Journal

Polymers for Advanced TechnologiesWiley

Published: Jan 1, 2018

Keywords: ; ; ; ;

References

You’re reading a free preview. Subscribe to read the entire article.


DeepDyve is your
personal research library

It’s your single place to instantly
discover and read the research
that matters to you.

Enjoy affordable access to
over 18 million articles from more than
15,000 peer-reviewed journals.

All for just $49/month

Explore the DeepDyve Library

Search

Query the DeepDyve database, plus search all of PubMed and Google Scholar seamlessly

Organize

Save any article or search result from DeepDyve, PubMed, and Google Scholar... all in one place.

Access

Get unlimited, online access to over 18 million full-text articles from more than 15,000 scientific journals.

Your journals are on DeepDyve

Read from thousands of the leading scholarly journals from SpringerNature, Elsevier, Wiley-Blackwell, Oxford University Press and more.

All the latest content is available, no embargo periods.

See the journals in your area

DeepDyve

Freelancer

DeepDyve

Pro

Price

FREE

$49/month
$360/year

Save searches from
Google Scholar,
PubMed

Create lists to
organize your research

Export lists, citations

Read DeepDyve articles

Abstract access only
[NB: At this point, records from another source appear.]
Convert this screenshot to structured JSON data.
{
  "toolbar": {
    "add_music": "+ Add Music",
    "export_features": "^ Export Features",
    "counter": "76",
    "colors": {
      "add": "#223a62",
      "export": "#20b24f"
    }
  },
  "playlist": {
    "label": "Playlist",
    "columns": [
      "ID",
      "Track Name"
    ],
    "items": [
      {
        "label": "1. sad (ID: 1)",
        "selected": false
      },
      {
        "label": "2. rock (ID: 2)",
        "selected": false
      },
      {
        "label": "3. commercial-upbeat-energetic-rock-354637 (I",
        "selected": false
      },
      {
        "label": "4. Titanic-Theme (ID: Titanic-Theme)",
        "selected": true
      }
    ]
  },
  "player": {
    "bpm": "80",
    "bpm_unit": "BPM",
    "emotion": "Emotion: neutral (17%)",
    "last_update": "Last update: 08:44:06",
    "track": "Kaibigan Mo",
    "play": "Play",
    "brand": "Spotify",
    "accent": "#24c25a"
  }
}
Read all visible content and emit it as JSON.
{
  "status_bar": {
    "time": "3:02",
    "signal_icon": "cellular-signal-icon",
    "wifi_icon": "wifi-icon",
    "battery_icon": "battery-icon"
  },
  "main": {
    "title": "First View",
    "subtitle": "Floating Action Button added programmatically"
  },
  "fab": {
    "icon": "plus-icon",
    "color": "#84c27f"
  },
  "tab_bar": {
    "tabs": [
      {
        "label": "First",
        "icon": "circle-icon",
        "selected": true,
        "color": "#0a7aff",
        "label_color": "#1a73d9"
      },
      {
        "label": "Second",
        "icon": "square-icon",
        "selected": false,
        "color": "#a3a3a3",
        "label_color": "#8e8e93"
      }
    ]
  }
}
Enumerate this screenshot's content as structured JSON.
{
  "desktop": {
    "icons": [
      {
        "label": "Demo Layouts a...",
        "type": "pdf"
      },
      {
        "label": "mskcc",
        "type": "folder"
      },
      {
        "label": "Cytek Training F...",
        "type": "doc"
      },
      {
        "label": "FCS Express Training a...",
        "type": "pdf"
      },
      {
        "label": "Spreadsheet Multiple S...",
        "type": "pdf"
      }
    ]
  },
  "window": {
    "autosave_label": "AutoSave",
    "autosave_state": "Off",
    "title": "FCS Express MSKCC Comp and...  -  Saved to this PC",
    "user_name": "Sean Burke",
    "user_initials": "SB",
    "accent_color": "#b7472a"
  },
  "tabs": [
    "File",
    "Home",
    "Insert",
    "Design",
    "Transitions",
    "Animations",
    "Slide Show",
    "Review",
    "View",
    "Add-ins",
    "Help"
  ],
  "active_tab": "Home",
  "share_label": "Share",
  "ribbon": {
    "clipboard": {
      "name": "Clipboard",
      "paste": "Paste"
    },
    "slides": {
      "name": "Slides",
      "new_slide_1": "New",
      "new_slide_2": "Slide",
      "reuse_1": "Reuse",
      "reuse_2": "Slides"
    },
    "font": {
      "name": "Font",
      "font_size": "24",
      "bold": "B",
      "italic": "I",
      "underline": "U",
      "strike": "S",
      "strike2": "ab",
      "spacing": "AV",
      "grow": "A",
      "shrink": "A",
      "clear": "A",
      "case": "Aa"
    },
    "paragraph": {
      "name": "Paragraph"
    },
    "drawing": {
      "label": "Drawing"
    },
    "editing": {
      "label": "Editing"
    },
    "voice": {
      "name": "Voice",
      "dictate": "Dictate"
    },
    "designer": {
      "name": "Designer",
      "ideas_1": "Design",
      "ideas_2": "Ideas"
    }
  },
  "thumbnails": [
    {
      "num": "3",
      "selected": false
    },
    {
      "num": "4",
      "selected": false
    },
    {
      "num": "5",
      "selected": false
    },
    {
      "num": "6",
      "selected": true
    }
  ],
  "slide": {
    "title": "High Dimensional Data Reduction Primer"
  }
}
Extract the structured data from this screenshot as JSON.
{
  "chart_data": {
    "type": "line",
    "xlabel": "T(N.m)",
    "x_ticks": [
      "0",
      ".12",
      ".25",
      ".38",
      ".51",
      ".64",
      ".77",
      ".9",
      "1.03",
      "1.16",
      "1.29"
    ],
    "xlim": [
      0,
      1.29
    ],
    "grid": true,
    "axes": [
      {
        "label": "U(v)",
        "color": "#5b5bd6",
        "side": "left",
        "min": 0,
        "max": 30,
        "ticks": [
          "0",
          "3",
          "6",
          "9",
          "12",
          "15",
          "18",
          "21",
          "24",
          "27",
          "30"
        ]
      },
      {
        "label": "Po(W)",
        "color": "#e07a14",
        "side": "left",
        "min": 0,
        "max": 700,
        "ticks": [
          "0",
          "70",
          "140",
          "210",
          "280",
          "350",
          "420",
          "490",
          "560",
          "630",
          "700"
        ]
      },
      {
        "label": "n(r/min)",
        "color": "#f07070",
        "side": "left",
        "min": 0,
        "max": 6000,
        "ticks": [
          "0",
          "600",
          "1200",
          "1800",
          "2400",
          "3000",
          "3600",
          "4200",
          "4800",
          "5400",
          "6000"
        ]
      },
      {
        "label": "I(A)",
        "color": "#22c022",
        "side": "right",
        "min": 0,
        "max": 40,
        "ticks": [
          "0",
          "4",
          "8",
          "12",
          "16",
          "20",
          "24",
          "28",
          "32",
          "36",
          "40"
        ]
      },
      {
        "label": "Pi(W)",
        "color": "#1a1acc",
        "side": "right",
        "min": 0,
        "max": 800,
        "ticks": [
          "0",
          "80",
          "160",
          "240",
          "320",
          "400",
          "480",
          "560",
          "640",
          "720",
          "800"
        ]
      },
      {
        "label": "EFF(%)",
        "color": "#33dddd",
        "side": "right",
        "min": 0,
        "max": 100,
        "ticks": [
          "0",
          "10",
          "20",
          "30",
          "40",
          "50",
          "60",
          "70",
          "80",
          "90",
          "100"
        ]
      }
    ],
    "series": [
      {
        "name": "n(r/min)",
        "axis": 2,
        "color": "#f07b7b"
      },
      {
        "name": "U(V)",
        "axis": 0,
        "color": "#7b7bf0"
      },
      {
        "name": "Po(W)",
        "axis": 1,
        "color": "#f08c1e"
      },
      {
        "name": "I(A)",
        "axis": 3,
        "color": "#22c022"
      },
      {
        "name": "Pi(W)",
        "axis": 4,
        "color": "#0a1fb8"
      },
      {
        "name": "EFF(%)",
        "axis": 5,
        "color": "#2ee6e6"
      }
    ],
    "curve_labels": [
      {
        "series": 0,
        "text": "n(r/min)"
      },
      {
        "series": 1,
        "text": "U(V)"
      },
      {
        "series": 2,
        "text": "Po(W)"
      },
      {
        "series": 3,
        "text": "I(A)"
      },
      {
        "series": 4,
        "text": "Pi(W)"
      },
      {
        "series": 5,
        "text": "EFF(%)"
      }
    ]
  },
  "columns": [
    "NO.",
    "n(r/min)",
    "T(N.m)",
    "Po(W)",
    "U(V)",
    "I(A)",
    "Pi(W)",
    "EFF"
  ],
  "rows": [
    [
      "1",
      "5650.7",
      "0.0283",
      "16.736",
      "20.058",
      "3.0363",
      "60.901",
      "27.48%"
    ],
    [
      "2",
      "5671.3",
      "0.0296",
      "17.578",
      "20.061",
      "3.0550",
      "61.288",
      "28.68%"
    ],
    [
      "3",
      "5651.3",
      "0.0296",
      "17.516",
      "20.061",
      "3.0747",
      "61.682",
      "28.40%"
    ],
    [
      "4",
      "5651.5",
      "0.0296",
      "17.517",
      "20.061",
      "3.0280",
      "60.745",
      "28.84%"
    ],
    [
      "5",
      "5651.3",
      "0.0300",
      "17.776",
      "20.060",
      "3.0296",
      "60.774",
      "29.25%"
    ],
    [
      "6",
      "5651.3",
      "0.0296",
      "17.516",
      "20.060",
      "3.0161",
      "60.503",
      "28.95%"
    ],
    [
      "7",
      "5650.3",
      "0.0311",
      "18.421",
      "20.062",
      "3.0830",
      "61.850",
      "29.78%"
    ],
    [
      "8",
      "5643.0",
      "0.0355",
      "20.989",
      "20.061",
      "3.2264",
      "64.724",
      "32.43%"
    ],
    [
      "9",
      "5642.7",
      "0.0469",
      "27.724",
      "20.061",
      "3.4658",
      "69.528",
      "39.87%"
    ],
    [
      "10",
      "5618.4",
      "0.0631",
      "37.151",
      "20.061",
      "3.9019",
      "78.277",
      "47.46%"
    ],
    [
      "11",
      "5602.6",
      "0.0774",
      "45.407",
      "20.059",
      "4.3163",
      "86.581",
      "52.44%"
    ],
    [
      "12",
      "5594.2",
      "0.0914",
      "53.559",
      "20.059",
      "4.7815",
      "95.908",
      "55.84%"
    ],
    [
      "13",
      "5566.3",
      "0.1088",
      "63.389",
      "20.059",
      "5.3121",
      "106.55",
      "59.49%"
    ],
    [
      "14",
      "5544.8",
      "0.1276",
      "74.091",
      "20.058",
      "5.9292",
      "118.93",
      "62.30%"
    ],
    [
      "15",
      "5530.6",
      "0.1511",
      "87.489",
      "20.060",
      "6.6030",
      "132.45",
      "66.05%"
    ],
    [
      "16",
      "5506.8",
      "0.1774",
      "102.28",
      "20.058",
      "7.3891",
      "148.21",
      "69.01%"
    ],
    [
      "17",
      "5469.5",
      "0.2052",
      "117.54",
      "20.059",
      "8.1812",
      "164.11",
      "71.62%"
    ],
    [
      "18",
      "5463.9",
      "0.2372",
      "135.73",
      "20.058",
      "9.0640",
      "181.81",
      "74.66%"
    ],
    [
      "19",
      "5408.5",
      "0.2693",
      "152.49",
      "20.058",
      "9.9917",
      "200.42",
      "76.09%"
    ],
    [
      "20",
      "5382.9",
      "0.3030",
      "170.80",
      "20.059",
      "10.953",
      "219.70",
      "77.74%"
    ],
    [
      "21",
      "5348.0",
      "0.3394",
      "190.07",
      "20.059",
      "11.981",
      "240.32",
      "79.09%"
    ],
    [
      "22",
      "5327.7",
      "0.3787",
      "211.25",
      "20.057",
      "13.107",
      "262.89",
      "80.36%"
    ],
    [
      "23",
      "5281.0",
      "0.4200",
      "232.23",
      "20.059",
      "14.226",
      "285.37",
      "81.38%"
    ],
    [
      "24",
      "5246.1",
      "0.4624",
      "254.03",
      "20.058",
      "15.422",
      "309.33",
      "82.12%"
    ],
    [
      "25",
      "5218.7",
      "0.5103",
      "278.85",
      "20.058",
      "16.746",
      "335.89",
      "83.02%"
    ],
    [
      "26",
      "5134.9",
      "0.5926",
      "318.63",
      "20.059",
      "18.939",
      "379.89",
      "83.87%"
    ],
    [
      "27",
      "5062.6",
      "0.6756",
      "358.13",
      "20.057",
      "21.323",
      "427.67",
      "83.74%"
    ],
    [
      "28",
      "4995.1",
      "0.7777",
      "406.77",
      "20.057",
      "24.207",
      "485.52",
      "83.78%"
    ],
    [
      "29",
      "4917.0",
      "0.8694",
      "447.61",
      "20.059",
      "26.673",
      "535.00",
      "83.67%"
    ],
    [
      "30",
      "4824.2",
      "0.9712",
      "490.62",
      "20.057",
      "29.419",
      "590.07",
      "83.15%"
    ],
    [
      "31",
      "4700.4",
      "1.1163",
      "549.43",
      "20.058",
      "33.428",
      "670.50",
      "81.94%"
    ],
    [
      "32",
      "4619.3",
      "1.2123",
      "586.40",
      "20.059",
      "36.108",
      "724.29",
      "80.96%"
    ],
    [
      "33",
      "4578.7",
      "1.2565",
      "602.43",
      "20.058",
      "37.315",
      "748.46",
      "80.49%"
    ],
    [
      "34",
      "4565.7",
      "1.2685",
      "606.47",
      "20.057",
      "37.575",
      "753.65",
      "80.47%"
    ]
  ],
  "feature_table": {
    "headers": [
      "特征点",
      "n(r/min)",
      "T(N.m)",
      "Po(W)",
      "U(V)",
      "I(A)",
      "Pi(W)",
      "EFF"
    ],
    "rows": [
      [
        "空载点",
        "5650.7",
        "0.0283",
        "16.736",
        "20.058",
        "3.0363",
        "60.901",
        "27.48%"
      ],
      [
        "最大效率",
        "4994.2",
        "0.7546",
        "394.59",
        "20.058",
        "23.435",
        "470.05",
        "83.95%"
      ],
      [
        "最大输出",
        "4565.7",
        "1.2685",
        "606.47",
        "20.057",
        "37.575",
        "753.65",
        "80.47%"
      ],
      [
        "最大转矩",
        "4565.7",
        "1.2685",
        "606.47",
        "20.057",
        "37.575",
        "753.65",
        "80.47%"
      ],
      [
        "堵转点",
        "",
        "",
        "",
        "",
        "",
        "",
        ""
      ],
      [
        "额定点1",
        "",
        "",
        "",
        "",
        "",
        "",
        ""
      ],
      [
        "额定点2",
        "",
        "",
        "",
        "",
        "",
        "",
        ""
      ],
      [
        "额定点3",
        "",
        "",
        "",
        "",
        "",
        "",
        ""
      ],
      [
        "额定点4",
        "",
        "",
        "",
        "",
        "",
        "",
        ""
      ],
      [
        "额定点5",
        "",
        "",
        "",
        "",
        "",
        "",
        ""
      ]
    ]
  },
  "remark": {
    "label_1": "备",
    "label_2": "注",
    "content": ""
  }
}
Unlimited access to over
18 million full-text articles

Print

20 pages / month

PDF Discount

20% off